Tim Oren’s blog is rising fast in my news reader, where I keep the blogs sorted in a rough rank order.
I highly recomend his recent essay No eBay of Blogs with which I largely agree.
But, on the otherhand… I think many people are missing out on how strong the synergies are between the client and the server in blogdom. That comments, trackbacks, identity, reputation, and moderating will all strengthen that entanglement. If that grows stronger it will be harder and harder to avoid a potent network effect emerging – one that appears to me to be much stronger to me than the document exchange network effect that makes the Microsoft Office so strong a monopoly. If you owned that, you’d get the hub, you’d be the eBay, you’d be the landlord. An embrace and extend strategy looks quite plausible here.
I don’t know if that’s any different an insight than saying the same thing about the client/server synergies around HTTP. Nobody grabbed that hub. Many tried though. The build out was so extremely fast, making hubs easier to grab since that reenforces the power-law. But the early winners were open, so at least the server side has managed to remain reasonably open. The client side remains in contest, but some poeple think the good fairy Ms. Open is starting to gain the upper hand there too.

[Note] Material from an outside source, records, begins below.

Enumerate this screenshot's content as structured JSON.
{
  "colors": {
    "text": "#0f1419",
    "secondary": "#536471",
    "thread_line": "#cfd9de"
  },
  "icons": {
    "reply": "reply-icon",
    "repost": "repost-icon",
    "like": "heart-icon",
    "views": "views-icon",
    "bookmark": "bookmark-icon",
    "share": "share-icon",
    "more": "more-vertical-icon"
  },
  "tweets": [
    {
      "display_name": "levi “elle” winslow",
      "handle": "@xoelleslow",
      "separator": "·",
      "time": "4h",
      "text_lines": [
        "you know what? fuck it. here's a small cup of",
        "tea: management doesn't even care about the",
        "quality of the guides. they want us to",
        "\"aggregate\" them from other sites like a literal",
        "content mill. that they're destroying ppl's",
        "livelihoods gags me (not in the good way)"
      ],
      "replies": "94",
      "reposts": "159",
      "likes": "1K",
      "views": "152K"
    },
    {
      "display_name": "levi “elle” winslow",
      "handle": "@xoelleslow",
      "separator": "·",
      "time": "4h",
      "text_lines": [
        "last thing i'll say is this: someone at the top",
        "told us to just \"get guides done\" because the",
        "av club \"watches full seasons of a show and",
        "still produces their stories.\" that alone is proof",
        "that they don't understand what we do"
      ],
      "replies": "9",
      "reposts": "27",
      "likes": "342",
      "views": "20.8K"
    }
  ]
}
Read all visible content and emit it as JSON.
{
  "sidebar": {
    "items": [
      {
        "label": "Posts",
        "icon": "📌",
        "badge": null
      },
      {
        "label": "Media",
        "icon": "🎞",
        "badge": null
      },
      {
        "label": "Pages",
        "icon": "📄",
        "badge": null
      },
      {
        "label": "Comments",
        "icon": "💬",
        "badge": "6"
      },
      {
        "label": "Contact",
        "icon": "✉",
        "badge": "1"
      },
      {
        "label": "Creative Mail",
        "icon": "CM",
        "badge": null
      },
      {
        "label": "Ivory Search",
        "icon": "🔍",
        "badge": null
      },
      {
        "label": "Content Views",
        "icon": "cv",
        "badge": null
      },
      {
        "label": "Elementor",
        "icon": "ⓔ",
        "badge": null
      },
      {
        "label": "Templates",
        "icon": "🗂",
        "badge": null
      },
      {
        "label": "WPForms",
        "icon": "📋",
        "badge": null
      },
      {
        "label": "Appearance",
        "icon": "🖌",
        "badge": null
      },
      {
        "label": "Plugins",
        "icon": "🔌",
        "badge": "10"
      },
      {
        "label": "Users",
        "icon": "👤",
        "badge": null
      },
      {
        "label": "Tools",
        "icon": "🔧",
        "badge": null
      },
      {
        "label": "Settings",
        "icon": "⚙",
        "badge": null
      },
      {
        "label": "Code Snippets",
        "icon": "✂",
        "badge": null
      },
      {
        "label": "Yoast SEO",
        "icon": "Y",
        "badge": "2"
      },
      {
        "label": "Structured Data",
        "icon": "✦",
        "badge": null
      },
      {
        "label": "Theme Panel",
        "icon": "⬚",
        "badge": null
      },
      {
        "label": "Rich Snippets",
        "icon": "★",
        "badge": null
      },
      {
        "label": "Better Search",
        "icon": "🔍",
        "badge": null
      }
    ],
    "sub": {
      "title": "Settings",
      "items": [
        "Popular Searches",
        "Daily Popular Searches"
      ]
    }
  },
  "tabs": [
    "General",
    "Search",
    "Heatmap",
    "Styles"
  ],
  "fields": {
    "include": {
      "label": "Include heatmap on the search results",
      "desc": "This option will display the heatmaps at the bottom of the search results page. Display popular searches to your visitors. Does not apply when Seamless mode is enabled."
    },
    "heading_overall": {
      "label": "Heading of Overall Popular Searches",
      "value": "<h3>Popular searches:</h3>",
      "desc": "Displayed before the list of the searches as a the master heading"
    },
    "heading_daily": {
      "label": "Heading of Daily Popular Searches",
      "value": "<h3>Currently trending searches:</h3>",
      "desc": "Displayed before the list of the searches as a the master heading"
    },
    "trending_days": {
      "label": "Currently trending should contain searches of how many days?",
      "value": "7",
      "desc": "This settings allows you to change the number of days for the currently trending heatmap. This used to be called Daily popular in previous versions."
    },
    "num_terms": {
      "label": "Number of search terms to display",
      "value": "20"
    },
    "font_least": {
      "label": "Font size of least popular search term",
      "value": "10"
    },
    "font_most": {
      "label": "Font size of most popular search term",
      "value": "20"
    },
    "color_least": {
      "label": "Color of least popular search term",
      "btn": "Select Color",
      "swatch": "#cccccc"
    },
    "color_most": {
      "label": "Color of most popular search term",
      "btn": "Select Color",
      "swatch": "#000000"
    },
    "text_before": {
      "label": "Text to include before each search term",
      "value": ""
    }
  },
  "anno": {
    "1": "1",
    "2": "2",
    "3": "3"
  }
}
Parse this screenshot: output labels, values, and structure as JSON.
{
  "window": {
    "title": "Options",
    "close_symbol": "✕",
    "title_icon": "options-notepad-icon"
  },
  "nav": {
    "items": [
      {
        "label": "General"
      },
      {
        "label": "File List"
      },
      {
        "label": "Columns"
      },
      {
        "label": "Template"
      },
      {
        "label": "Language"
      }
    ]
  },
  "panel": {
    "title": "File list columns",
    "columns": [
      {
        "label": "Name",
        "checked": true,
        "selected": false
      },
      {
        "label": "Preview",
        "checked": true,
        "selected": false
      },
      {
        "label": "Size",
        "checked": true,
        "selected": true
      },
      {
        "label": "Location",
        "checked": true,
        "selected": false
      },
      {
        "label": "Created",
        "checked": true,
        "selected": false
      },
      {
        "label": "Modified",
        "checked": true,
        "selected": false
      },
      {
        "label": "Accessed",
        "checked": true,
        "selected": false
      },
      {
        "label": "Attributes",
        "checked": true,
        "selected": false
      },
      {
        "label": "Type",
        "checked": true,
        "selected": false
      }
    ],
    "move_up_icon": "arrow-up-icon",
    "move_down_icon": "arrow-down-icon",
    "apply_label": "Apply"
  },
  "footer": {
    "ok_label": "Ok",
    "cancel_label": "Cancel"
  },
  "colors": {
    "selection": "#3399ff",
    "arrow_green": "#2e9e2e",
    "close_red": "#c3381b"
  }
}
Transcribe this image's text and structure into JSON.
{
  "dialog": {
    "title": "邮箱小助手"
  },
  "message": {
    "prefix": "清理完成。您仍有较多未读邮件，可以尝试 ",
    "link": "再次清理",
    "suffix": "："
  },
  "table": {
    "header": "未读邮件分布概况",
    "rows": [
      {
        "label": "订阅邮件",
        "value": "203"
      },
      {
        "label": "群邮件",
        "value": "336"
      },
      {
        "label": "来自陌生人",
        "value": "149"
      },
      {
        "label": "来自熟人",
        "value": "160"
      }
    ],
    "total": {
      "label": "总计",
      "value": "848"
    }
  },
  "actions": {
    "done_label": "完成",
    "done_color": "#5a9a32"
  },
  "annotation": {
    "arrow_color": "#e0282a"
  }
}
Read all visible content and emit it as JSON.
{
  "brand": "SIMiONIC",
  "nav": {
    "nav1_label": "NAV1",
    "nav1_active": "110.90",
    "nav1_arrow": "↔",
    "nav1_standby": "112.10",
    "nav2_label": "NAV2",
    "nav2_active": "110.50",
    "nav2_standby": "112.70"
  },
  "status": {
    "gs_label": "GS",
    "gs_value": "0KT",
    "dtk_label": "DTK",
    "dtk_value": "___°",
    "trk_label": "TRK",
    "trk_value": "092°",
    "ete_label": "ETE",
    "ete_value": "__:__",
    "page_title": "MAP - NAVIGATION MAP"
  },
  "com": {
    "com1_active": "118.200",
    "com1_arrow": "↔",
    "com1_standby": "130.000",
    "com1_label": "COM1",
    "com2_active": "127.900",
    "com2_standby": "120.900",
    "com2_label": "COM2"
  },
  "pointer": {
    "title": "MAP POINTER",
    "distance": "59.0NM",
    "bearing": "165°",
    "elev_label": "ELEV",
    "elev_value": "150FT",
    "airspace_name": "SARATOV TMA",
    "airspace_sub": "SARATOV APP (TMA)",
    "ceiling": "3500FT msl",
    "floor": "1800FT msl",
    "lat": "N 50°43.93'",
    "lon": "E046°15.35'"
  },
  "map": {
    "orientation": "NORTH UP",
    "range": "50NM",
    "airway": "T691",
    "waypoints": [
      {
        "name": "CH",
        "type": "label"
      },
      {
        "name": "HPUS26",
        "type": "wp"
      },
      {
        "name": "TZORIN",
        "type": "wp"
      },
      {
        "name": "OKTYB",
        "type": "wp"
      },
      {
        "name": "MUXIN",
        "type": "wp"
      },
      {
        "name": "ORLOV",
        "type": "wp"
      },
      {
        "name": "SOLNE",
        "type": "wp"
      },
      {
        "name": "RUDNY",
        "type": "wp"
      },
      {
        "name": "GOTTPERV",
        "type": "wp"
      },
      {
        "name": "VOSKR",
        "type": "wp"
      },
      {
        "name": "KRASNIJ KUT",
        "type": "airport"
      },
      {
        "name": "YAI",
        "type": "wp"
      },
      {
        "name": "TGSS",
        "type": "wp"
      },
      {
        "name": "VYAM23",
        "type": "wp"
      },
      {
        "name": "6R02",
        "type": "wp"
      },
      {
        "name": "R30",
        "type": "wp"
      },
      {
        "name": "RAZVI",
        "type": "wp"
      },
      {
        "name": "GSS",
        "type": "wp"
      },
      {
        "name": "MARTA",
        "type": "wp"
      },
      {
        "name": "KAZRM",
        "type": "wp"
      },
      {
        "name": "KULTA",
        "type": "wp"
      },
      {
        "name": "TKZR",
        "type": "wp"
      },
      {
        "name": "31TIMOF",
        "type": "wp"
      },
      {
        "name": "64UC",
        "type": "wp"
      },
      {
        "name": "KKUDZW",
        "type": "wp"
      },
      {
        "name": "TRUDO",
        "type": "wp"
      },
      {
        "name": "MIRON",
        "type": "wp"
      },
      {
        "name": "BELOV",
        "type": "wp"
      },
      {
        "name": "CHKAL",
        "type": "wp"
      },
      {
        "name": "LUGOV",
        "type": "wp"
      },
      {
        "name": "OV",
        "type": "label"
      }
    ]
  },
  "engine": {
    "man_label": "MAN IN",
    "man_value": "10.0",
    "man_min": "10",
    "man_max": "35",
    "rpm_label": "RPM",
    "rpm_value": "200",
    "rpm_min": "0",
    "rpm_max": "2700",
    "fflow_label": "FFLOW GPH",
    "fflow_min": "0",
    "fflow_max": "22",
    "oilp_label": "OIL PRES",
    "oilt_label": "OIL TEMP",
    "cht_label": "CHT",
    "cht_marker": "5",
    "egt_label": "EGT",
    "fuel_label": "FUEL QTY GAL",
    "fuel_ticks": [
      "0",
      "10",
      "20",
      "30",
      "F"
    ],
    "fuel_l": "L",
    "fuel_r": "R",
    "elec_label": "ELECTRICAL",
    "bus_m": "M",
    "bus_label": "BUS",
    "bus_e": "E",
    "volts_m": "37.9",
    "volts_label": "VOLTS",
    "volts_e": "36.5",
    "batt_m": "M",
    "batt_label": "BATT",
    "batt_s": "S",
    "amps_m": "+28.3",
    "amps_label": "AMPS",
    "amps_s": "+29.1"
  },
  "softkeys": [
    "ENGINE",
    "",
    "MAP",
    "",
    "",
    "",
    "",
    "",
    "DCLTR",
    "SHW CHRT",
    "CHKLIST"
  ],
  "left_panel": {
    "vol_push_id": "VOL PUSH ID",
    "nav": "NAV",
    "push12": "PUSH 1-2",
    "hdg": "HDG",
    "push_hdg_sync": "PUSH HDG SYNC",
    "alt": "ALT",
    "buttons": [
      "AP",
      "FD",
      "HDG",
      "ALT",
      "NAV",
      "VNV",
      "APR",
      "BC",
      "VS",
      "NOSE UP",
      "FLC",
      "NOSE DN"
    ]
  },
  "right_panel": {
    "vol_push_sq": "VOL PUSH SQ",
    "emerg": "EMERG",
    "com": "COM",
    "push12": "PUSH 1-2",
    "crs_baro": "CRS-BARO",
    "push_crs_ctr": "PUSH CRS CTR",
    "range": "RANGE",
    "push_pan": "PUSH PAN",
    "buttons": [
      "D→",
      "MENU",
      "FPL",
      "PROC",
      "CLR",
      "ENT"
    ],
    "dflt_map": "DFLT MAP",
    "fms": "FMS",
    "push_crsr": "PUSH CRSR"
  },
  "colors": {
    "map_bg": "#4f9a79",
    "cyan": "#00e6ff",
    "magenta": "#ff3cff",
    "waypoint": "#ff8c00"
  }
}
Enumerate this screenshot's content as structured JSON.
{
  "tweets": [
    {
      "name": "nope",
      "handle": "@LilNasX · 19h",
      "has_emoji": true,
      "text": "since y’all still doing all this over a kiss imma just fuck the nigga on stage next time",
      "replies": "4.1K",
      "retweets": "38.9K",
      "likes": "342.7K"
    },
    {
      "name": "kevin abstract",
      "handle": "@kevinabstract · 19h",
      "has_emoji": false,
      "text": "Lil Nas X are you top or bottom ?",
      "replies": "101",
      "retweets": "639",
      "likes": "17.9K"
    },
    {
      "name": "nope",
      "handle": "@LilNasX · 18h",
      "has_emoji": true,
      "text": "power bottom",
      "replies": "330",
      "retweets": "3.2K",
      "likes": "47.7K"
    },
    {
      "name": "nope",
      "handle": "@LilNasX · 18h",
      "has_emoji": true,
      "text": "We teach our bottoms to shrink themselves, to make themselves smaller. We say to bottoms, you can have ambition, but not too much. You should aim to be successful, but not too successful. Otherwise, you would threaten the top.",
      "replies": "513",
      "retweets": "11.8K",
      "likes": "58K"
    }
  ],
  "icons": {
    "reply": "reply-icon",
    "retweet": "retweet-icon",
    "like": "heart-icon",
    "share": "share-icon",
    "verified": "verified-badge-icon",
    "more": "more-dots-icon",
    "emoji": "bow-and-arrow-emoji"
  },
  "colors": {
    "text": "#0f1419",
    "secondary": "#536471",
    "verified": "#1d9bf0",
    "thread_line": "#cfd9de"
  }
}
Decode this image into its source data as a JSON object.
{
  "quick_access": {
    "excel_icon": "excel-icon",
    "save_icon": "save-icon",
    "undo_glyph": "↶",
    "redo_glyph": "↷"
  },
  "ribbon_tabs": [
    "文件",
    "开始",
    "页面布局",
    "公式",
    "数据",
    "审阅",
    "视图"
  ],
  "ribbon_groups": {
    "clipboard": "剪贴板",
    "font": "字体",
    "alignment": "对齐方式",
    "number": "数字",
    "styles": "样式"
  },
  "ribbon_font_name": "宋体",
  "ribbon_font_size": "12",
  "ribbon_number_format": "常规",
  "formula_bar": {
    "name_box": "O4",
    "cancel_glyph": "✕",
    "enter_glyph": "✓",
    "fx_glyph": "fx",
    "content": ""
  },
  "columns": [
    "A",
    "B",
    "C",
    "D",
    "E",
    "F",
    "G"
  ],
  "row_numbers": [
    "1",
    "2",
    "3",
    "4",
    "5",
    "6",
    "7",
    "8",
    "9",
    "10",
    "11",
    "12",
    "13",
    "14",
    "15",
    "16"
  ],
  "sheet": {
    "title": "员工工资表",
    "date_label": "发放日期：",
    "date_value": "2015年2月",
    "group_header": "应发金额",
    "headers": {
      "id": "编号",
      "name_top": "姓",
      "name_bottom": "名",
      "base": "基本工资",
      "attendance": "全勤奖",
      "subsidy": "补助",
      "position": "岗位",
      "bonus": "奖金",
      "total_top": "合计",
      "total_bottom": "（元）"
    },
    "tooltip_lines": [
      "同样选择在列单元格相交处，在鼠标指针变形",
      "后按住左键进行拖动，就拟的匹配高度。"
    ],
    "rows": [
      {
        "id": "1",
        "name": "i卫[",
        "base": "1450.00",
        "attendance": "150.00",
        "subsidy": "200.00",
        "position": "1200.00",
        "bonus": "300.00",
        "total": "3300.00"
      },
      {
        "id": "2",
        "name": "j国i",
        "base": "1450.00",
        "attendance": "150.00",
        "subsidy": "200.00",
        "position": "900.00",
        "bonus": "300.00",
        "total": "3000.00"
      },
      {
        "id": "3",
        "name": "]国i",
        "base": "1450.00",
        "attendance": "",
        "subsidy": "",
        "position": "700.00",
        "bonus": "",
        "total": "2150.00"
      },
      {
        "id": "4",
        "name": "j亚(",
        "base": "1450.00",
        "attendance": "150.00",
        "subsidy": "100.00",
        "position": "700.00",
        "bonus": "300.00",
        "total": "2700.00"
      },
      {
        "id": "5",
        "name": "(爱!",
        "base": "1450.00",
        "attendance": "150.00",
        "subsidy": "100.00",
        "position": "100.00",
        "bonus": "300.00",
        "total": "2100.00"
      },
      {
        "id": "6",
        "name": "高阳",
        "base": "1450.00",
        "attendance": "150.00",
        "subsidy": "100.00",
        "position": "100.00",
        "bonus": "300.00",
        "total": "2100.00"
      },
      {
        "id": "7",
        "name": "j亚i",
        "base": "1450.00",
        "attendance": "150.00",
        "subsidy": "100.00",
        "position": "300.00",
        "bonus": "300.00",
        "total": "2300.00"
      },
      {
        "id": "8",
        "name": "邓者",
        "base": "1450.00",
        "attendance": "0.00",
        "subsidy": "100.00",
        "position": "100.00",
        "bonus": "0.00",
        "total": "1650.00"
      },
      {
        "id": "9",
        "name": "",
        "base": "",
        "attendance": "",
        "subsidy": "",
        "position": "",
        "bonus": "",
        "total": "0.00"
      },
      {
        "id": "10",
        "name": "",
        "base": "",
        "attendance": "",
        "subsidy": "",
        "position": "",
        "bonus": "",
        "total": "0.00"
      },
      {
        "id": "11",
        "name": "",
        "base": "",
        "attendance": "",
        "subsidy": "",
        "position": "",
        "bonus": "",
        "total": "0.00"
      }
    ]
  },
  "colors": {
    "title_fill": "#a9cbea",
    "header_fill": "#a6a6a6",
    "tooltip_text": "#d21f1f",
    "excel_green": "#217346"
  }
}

One reason the landlord of HTTP was hard to grab is that powerlaws are more likely to emerge when new entrants lack the knowledge to make informed choices so they just pick the market leader. In the HTTP case folks installing servers tended to be highly knowledgable about the lock-in risk and hence valued open. I mention this because I don’t think that’s true about the majority of folks that will be adopting a blogging solution. If the client and server become one, as I suspect is likely, then that will further reenforce the emergance of a landlord of blogdom.